There are several indicators of dinosaur and other life form extinction in the fossil record. But one of the best ways to determine extinction is by the lack of fossils in a rock layer. For example, above the top rock layers from the Cretaceous period, there are no known fossils of dinosaurs; and just above the top rock layers from the Permian period, the number of fossils—from animals to plants—greatly diminishes. The reason is logical: the animals that die leave behind fossils; when they become extinct, no more fossils are left behind. Such evidence in rock layers makes it seem as if one minute the organisms were there, and the next they disappeared. In reality, most of the extinctions took place over thousands of years.

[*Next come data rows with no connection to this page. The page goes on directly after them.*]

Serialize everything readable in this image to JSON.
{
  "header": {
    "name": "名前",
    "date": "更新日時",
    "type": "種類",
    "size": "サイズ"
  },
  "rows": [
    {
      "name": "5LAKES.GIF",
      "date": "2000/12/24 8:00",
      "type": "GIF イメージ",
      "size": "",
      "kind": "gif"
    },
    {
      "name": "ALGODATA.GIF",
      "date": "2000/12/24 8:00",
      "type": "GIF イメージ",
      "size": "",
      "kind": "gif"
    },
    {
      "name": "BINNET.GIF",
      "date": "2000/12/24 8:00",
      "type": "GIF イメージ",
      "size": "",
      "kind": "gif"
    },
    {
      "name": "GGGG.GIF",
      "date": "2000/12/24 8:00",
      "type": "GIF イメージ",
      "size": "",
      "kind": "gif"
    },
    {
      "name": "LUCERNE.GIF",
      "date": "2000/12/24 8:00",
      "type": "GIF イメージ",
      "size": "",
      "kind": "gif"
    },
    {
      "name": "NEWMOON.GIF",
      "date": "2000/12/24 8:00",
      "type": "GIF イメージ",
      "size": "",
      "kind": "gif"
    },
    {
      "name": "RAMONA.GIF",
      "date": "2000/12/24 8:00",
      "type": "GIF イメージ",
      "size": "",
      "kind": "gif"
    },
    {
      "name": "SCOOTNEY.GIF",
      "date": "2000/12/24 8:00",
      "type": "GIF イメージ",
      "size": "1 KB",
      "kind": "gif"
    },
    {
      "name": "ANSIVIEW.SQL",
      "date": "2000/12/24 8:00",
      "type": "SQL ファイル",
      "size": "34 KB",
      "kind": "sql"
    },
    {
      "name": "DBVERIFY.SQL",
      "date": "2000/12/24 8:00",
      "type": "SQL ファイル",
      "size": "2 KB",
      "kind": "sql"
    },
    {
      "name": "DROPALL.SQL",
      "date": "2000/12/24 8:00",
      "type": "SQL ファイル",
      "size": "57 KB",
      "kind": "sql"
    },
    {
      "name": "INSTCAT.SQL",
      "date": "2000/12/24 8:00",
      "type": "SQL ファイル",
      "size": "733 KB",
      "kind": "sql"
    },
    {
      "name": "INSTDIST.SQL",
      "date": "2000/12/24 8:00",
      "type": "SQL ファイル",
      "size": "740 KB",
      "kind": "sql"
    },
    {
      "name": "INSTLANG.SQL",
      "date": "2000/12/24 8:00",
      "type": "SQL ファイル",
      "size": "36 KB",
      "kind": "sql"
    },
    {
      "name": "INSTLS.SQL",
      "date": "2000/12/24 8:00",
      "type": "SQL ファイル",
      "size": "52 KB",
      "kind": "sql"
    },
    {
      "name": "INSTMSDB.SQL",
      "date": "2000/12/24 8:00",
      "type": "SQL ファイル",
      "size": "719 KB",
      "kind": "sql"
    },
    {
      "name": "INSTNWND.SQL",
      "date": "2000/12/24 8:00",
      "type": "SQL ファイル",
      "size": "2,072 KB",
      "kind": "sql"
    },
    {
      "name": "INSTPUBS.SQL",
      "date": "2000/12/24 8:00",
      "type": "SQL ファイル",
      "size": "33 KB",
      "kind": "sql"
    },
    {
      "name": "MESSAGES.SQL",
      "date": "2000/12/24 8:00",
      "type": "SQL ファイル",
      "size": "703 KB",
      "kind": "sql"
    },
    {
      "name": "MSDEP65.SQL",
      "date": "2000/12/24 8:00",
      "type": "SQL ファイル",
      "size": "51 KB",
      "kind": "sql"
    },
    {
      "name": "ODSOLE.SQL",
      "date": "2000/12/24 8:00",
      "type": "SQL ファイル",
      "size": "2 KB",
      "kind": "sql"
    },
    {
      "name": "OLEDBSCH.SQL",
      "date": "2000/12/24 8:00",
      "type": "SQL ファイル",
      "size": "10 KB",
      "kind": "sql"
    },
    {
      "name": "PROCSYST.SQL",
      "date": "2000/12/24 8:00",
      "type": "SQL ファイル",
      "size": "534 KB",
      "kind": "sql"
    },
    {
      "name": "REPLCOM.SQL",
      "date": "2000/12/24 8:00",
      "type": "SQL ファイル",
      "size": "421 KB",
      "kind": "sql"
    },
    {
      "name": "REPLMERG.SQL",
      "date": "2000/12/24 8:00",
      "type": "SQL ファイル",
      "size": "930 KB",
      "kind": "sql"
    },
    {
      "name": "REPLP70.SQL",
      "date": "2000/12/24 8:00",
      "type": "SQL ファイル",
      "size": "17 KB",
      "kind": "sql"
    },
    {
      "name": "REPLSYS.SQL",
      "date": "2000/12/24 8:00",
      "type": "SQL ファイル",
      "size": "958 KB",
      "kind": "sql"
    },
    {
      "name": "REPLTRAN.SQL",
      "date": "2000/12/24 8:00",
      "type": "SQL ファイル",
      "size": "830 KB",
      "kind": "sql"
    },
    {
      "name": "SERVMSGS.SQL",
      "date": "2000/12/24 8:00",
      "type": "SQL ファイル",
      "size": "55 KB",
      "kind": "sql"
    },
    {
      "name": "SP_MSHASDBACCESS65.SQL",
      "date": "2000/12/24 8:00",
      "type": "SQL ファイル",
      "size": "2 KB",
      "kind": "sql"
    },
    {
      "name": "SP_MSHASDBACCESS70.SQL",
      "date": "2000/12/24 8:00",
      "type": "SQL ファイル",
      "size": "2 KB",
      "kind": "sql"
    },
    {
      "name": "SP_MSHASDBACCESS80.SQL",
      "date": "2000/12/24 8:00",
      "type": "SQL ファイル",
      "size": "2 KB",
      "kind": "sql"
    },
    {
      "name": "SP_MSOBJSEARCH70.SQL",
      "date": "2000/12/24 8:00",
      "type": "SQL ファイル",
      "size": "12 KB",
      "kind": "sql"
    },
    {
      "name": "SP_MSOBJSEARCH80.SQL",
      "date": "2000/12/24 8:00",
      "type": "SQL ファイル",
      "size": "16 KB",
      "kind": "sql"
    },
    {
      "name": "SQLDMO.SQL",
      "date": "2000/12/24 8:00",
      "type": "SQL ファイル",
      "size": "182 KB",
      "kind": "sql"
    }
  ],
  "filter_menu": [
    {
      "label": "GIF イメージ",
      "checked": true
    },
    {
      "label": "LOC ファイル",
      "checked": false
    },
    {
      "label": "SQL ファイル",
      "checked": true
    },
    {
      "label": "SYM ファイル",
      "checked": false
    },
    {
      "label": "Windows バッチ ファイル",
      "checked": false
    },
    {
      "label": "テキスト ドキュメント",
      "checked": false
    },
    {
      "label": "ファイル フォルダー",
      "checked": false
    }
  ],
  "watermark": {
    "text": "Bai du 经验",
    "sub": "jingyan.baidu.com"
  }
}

Along with many animal species, a large number of plants became extinct at the end of the Cretaceous. As with other species, ferns died off, as well, but layers of rock filled with fern spores are indicative of how these plants recover quickly from a mass extinction (iStock).